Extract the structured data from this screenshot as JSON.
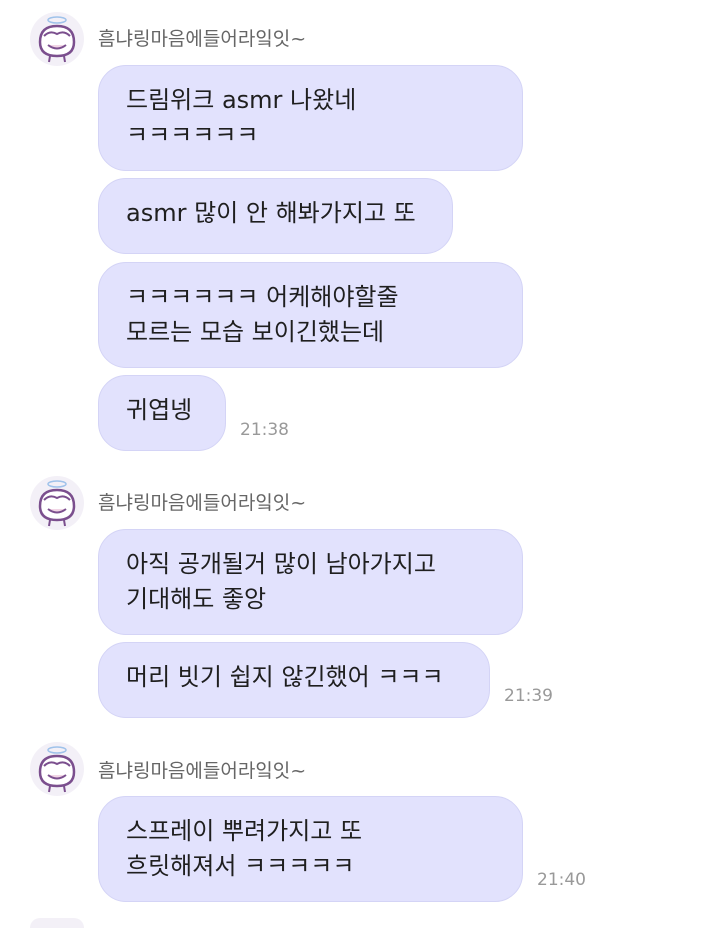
{
  "groups": [
    {
      "sender": "흠냐링마음에들어라잌잇~",
      "messages": [
        {
          "lines": [
            "드림위크 asmr 나왔네",
            "ㅋㅋㅋㅋㅋㅋ"
          ],
          "time": ""
        },
        {
          "lines": [
            "asmr 많이 안 해봐가지고 또"
          ],
          "time": ""
        },
        {
          "lines": [
            "ㅋㅋㅋㅋㅋㅋ 어케해야할줄",
            "모르는 모습 보이긴했는데"
          ],
          "time": ""
        },
        {
          "lines": [
            "귀엽넹"
          ],
          "time": "21:38"
        }
      ]
    },
    {
      "sender": "흠냐링마음에들어라잌잇~",
      "messages": [
        {
          "lines": [
            "아직 공개될거 많이 남아가지고",
            "기대해도 좋앙"
          ],
          "time": ""
        },
        {
          "lines": [
            "머리 빗기 쉽지 않긴했어 ㅋㅋㅋ"
          ],
          "time": "21:39"
        }
      ]
    },
    {
      "sender": "흠냐링마음에들어라잌잇~",
      "messages": [
        {
          "lines": [
            "스프레이 뿌려가지고 또",
            "흐릿해져서 ㅋㅋㅋㅋㅋ"
          ],
          "time": "21:40"
        }
      ]
    }
  ]
}
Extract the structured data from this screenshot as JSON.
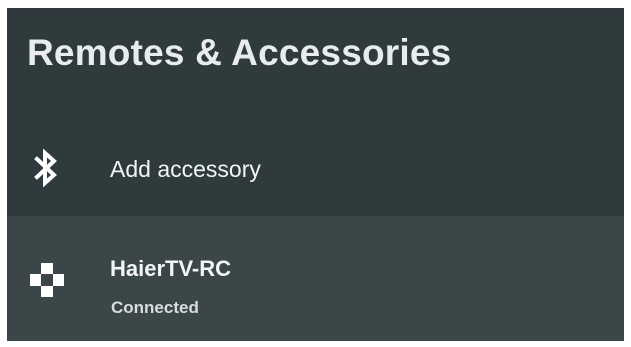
{
  "page": {
    "title": "Remotes & Accessories"
  },
  "items": [
    {
      "icon": "bluetooth-icon",
      "label": "Add accessory"
    },
    {
      "icon": "gamepad-icon",
      "label": "HaierTV-RC",
      "status": "Connected"
    }
  ],
  "colors": {
    "background": "#2f3a3d",
    "selected_row": "#3b4649",
    "text": "#ffffff"
  }
}
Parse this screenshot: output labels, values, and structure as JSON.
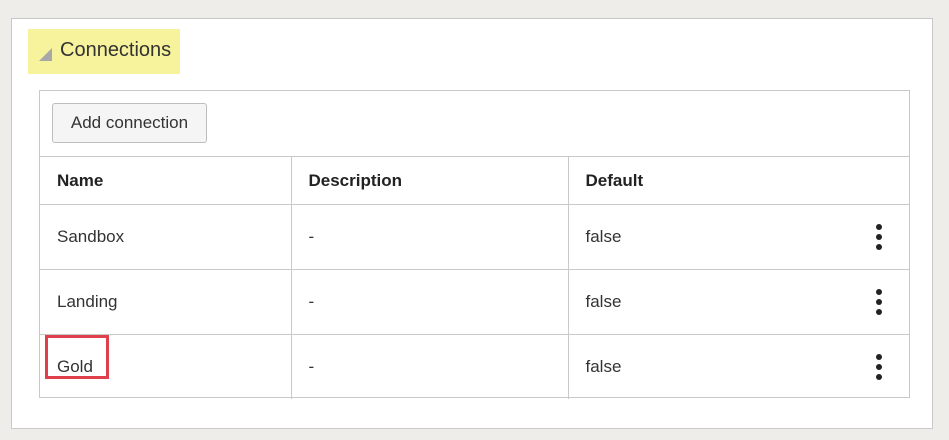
{
  "section": {
    "title": "Connections",
    "highlight_color": "#f7f29c"
  },
  "toolbar": {
    "add_label": "Add connection"
  },
  "table": {
    "columns": [
      "Name",
      "Description",
      "Default"
    ],
    "rows": [
      {
        "name": "Sandbox",
        "description": "-",
        "default": "false"
      },
      {
        "name": "Landing",
        "description": "-",
        "default": "false"
      },
      {
        "name": "Gold",
        "description": "-",
        "default": "false"
      }
    ]
  },
  "annotation": {
    "highlighted_row": "Gold",
    "color": "#e0404b"
  },
  "icons": {
    "collapse": "collapse-triangle-icon",
    "row_actions": "kebab-menu-icon"
  }
}
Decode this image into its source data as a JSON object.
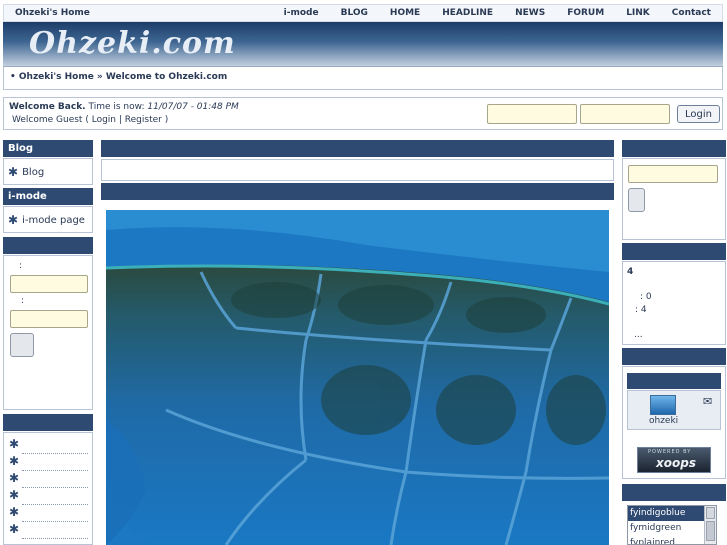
{
  "site": {
    "name": "Ohzeki's Home",
    "logo": "Ohzeki.com"
  },
  "nav": [
    {
      "label": "i-mode"
    },
    {
      "label": "BLOG"
    },
    {
      "label": "HOME"
    },
    {
      "label": "HEADLINE"
    },
    {
      "label": "NEWS"
    },
    {
      "label": "FORUM"
    },
    {
      "label": "LINK"
    },
    {
      "label": "Contact"
    }
  ],
  "breadcrumb": {
    "text": "• Ohzeki's Home » Welcome to Ohzeki.com"
  },
  "welcome": {
    "prefix": "Welcome Back.",
    "time_label": "Time is now:",
    "time_value": "11/07/07 - 01:48 PM",
    "guest_text": "Welcome Guest (",
    "login_link": "Login",
    "separator": "|",
    "register_link": "Register",
    "close": ")",
    "login_button": "Login"
  },
  "left": {
    "blog_title": "Blog",
    "blog_item": "Blog",
    "imode_title": "i-mode",
    "imode_item": "i-mode page",
    "login_label1": ":",
    "login_label2": ":"
  },
  "right": {
    "online_count": "4",
    "online_members": ": 0",
    "online_guests": ": 4",
    "more": "...",
    "user_name": "ohzeki",
    "powered_by": "POWERED BY",
    "xoops": "xoops",
    "themes": [
      "fyindigoblue",
      "fymidgreen",
      "fyplainred"
    ]
  },
  "colors": {
    "header_navy": "#2e4a72",
    "input_yellow": "#fffbe0",
    "text": "#2a3a55"
  }
}
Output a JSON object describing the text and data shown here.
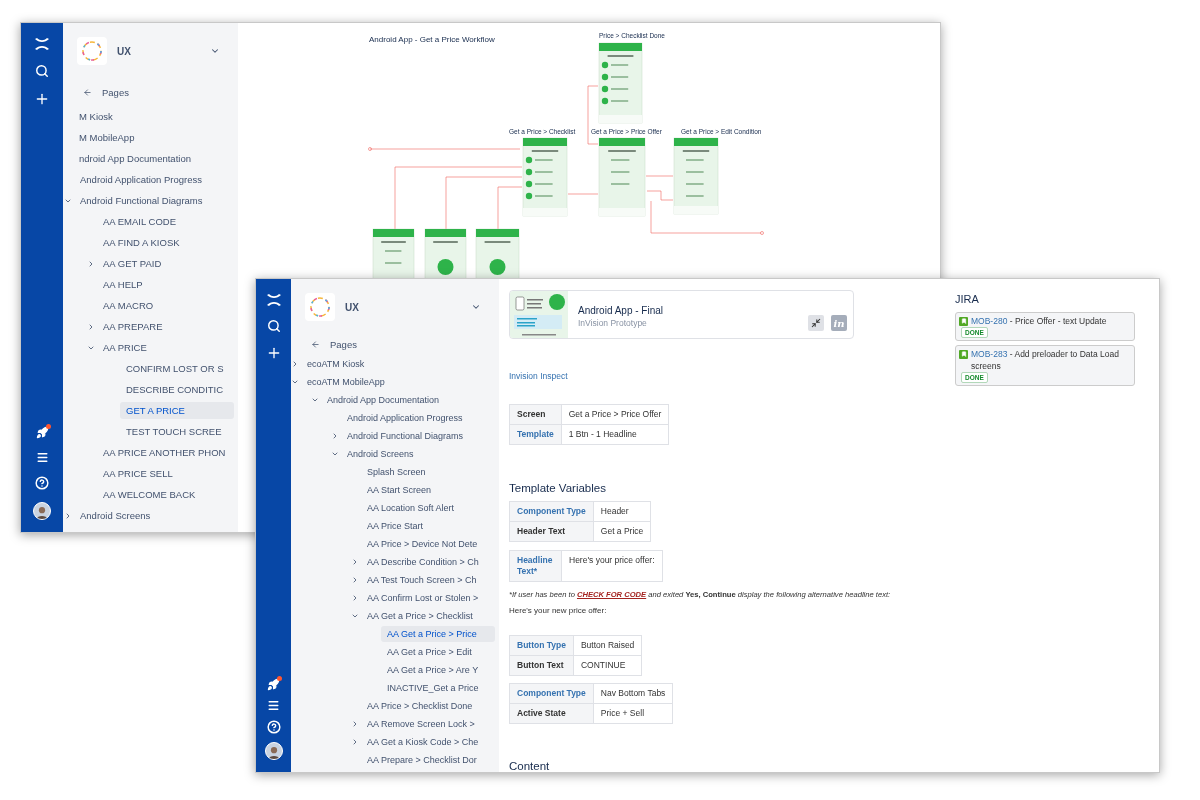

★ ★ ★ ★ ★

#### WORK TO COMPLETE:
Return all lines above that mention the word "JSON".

#### COMPLETED EXERCISE:
Extract the structured data from this screenshot as JSON.
Extract the structured data from this screenshot as JSON.
Parse this screenshot: output labels, values, and structure as JSON.
Decode this image into its source data as a JSON object.
Output a JSON object describing the text and data shown here.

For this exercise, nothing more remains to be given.